What you will do> Out of the listing below, copy every line that carries the string "apache".

Record excerpts>
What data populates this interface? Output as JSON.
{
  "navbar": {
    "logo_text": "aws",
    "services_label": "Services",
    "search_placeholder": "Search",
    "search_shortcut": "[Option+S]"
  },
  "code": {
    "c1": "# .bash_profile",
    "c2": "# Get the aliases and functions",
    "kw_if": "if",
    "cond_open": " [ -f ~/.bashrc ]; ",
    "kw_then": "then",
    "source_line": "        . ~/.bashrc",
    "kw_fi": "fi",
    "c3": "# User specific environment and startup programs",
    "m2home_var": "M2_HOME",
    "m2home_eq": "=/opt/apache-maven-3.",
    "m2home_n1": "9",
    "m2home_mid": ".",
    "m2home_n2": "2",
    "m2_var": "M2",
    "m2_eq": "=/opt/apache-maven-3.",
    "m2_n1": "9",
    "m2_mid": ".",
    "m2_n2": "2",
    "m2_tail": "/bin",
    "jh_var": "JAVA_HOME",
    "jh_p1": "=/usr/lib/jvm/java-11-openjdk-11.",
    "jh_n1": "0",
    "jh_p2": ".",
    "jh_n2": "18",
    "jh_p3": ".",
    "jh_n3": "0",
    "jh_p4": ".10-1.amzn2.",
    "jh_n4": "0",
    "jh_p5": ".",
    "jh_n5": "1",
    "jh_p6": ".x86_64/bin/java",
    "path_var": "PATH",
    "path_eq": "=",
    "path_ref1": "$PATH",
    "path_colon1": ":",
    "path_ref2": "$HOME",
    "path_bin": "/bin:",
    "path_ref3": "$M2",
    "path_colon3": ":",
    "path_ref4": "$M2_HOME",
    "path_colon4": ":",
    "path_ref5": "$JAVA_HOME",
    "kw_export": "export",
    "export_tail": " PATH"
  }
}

Response to this task>
    "m2home_eq": "=/opt/apache-maven-3.",
    "m2_eq": "=/opt/apache-maven-3.",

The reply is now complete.